A federal judge dismissed class-action claims that Wells Fargo & Co, the fourth-largest U.S. bank, misled or defrauded shareholders about its commercial loans. U.S. District Judge William Alsup in San Francisco said shareholders failed to adequately allege that Wells Fargo unjustifiably inflated the quality of its loans, understated loss reserves or misstated its lending practices.
Shareholders claimed to have lost billions of dollars in Wells Fargo stock. This is as the San Francisco-based bank in 2020 gradually revealed the “previously unknown level of risk” in its commercial loans. The proposed class covers shareholders in the three years ending Oct. 13, 2020. But the judge concluded that Wells Fargo had underwriting standards that proved largely accurate or conservative, not inflationary. Alsup did not address whether Wells Fargo intended to defraud anyone, as he found no false statement.
The shareholders, led by the Employees’ Retirement System of the State of Hawaii, could file an amended complaint to address deficiencies in their case. Wells Fargo has operated under consent orders from the Federal Reserve and two other U.S. financial regulators to improve governance and oversight. The Fed also capped the bank’s assets at $1.95 trillion. The bank has faced much criticism over its practices, including for opening accounts without customer permission and charging borrowers for auto insurance they did not need.

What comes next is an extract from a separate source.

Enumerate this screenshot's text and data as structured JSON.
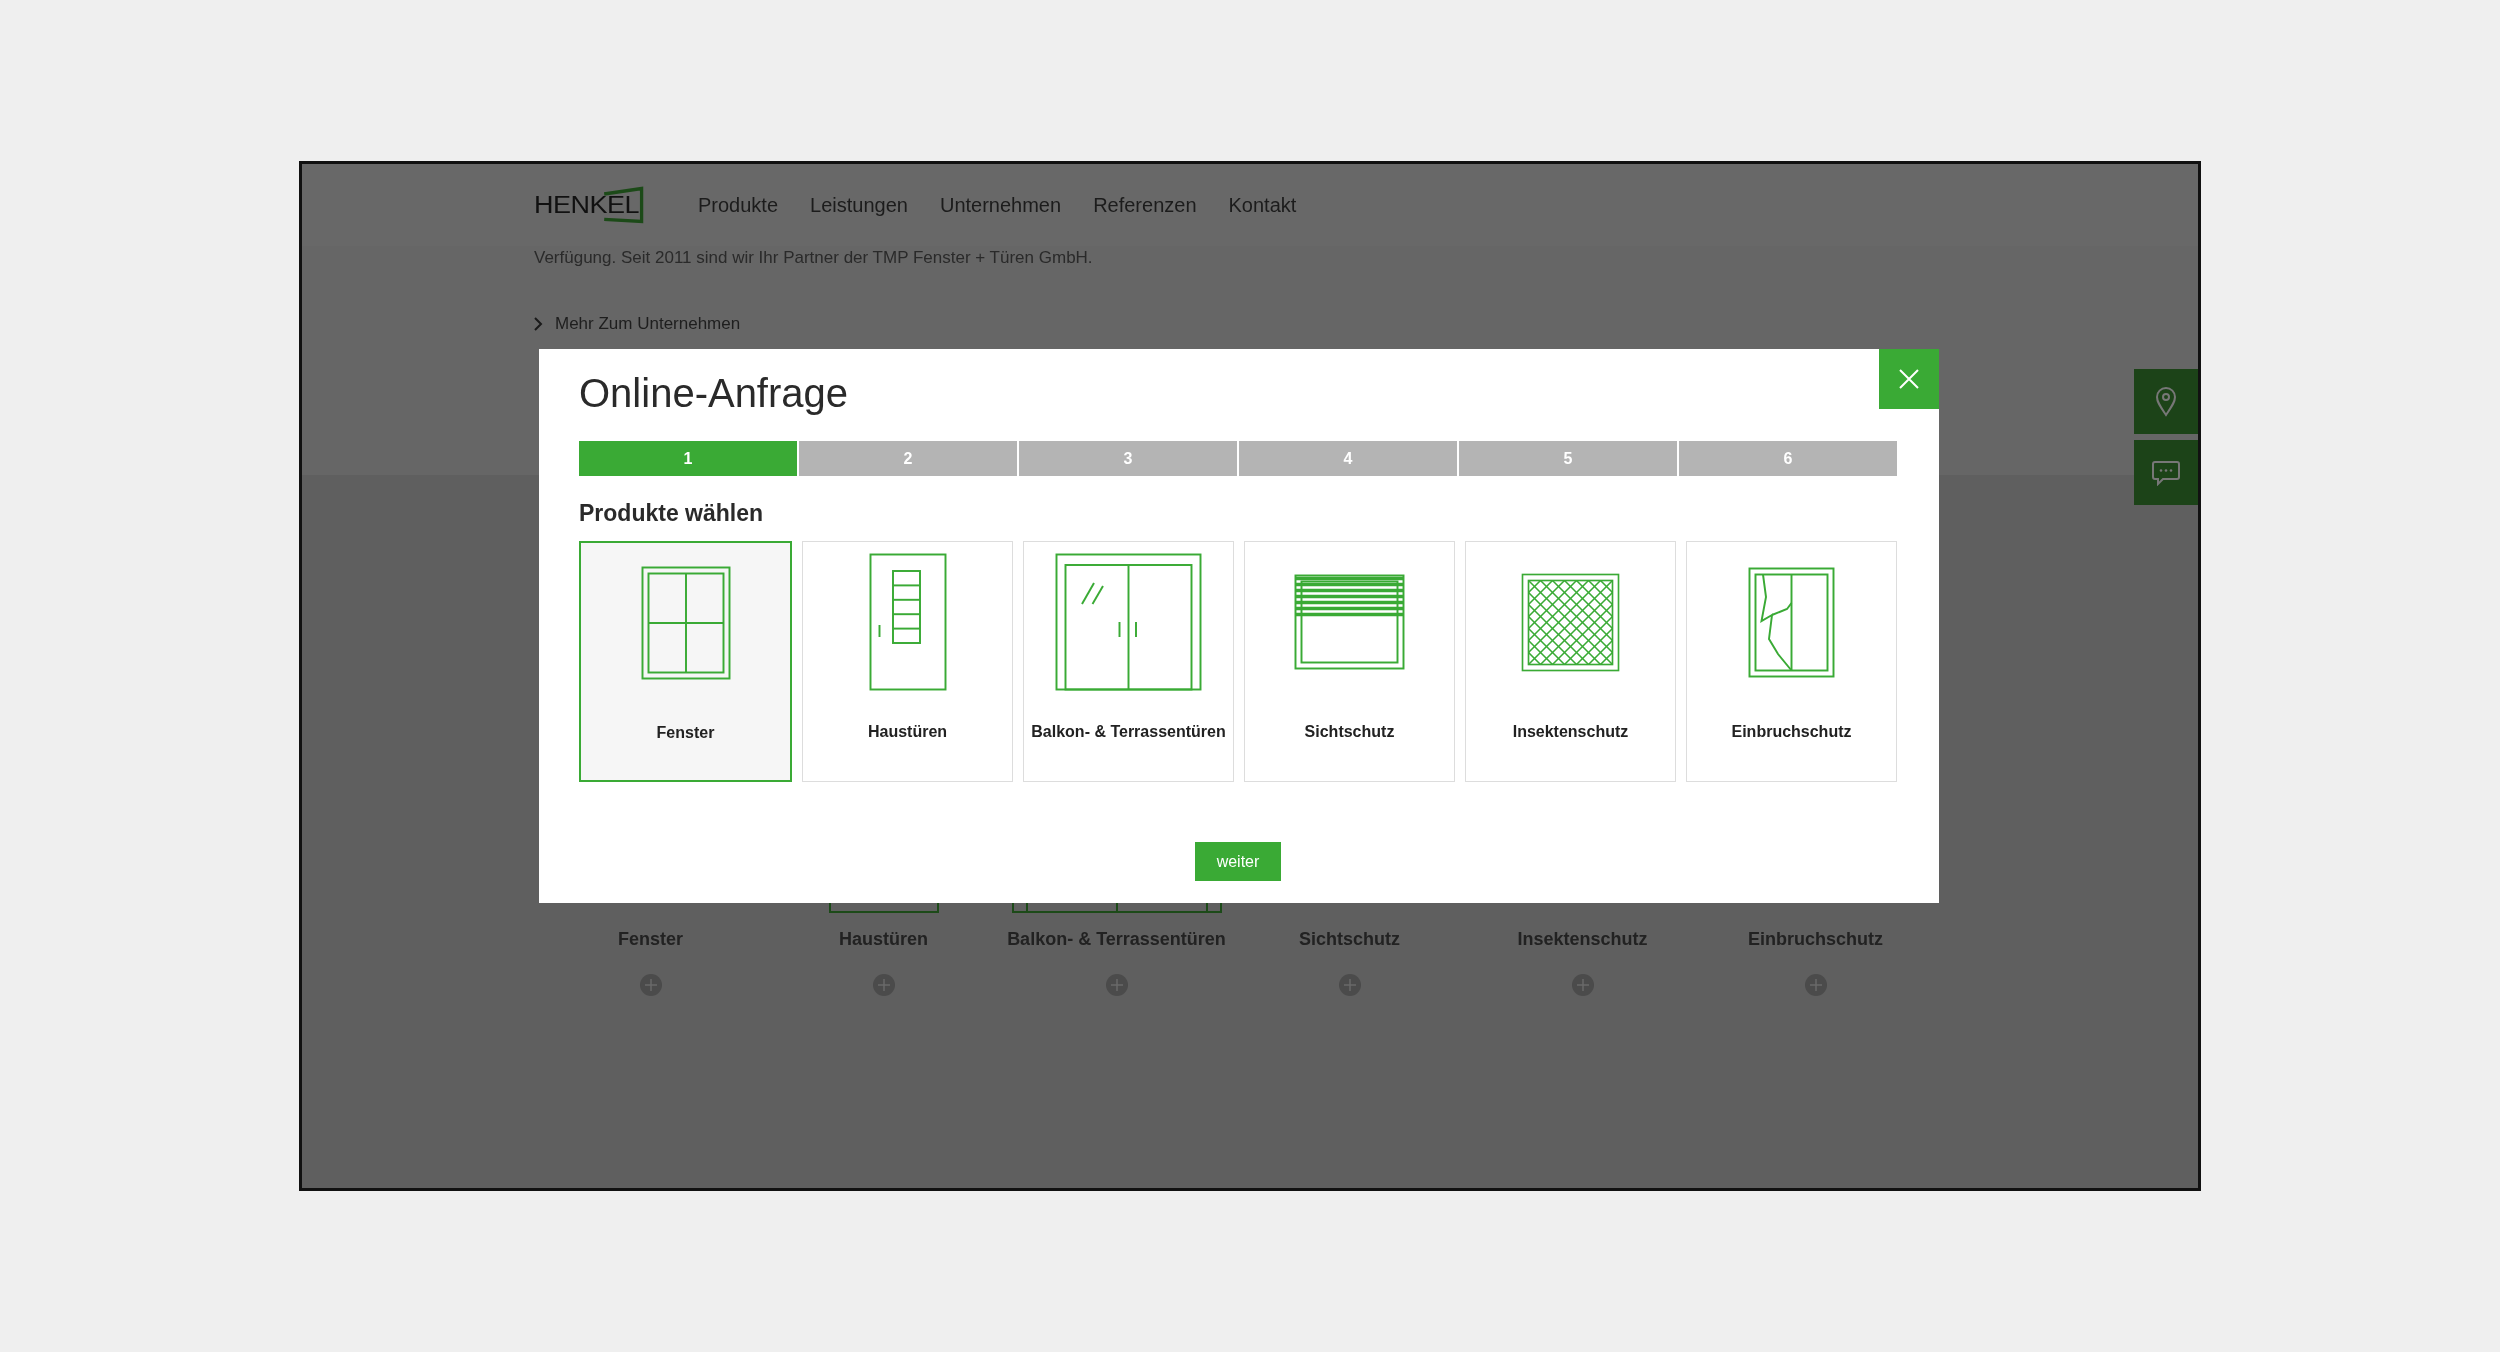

The case is Employees’ Retirement System of the State of Hawaii v. Wells Fargo & Co, U.S. District Court, Northern District of California.